◆ **What the exercise asks**
Go through the records below line by line and report how many lines include "JSON", giving the number only.

◆ **Stored data entries**
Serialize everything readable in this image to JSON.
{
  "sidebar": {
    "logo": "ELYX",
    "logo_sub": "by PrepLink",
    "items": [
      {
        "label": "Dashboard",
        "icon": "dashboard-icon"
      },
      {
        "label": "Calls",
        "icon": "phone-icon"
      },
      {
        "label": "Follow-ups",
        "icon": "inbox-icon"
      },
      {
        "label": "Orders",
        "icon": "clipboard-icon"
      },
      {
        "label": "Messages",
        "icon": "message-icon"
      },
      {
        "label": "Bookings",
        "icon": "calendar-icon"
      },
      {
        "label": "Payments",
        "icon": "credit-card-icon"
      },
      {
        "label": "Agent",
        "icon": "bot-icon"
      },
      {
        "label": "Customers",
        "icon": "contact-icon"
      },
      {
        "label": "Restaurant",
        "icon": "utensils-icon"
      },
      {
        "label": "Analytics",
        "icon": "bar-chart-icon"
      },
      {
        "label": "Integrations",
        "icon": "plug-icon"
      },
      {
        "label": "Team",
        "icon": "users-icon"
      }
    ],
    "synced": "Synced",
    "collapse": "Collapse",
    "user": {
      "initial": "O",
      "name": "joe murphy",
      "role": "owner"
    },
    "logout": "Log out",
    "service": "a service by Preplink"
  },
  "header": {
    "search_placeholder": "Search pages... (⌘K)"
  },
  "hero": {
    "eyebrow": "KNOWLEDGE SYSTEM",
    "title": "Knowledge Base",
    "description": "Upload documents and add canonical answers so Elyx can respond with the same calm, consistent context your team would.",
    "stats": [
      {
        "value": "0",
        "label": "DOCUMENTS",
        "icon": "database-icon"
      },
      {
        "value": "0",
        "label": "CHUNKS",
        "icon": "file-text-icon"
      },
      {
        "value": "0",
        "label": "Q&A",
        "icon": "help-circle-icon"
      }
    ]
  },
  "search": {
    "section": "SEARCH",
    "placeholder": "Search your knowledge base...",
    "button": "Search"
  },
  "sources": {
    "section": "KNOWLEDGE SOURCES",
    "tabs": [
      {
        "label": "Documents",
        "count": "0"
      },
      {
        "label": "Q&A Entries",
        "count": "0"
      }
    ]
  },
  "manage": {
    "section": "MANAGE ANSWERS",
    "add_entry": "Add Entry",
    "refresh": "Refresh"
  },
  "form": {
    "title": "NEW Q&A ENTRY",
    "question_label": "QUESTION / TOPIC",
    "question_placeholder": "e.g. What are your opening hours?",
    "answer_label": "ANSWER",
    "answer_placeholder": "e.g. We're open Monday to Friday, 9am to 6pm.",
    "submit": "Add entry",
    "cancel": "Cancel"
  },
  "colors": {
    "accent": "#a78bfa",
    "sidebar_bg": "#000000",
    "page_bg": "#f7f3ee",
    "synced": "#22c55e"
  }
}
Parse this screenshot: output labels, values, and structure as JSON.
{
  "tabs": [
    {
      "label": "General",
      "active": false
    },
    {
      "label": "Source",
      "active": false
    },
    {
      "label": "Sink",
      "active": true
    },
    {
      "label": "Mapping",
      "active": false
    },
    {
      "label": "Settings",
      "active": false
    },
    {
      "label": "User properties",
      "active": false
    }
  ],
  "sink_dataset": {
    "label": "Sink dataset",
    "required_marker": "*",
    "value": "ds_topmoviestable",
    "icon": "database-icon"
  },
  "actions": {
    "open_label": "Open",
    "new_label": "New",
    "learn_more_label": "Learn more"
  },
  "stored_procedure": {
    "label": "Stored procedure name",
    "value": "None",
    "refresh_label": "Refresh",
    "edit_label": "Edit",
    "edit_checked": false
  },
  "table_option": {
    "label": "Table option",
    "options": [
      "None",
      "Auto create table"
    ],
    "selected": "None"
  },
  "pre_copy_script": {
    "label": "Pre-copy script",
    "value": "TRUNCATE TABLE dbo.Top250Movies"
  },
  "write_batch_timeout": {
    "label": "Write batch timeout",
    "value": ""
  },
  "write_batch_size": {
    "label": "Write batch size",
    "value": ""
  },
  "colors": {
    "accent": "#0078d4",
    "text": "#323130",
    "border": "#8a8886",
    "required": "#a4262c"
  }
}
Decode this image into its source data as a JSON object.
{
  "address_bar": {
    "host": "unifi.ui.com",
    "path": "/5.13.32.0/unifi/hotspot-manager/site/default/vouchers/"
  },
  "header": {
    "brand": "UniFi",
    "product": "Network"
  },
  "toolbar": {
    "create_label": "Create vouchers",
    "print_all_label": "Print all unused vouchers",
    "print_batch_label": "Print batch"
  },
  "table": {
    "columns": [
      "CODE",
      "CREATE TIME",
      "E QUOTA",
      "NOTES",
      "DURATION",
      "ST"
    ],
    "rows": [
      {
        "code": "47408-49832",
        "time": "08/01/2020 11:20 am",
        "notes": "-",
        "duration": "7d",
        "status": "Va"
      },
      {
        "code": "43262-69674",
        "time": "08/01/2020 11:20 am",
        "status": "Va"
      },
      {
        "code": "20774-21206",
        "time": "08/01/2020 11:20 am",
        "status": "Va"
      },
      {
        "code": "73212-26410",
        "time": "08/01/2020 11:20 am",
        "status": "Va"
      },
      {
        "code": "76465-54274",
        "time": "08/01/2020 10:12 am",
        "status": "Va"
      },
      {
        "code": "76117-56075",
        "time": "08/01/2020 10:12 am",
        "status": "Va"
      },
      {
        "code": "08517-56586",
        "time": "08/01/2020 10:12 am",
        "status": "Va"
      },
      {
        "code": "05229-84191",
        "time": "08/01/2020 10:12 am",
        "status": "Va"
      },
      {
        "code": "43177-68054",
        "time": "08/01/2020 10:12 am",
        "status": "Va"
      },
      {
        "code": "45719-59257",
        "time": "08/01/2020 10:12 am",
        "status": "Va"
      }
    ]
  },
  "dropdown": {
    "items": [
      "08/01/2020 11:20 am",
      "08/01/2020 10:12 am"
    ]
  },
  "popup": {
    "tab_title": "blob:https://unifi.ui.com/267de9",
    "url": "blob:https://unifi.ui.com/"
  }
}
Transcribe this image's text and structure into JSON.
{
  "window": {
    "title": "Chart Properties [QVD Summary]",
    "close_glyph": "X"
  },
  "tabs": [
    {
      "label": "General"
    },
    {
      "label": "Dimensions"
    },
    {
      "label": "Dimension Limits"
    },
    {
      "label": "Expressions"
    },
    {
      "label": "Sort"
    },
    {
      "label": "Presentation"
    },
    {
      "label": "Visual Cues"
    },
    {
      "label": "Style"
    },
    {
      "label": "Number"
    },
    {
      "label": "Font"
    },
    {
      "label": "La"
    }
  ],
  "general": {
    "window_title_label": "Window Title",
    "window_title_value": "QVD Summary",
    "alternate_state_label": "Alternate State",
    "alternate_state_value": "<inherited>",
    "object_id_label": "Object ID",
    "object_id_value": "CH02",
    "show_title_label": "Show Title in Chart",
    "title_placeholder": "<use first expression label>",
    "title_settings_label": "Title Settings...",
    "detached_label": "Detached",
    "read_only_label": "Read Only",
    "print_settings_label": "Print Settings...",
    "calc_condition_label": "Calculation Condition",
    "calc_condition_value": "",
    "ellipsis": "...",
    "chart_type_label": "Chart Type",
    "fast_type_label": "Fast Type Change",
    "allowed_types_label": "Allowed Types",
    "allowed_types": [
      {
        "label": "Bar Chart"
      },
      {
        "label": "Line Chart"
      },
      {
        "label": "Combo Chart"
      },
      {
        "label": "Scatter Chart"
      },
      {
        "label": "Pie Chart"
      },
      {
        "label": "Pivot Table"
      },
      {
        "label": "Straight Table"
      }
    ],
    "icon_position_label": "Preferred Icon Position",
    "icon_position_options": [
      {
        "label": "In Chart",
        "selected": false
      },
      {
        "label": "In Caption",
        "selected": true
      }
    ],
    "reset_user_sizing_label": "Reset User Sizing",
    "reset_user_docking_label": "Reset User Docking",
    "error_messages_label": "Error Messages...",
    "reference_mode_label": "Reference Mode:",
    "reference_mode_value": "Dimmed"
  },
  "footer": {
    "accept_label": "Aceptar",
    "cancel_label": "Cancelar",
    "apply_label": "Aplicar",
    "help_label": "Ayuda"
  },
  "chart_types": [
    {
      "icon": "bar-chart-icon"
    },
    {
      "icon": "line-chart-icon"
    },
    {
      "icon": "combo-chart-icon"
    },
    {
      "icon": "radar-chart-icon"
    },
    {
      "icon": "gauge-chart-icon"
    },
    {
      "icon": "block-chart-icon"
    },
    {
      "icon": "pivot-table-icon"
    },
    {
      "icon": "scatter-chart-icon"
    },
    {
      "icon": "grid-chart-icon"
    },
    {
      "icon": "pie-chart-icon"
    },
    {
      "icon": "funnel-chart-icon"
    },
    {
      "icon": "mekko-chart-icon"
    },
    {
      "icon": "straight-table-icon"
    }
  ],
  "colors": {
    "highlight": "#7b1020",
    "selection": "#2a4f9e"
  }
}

◆ **Solution to the exercise**
4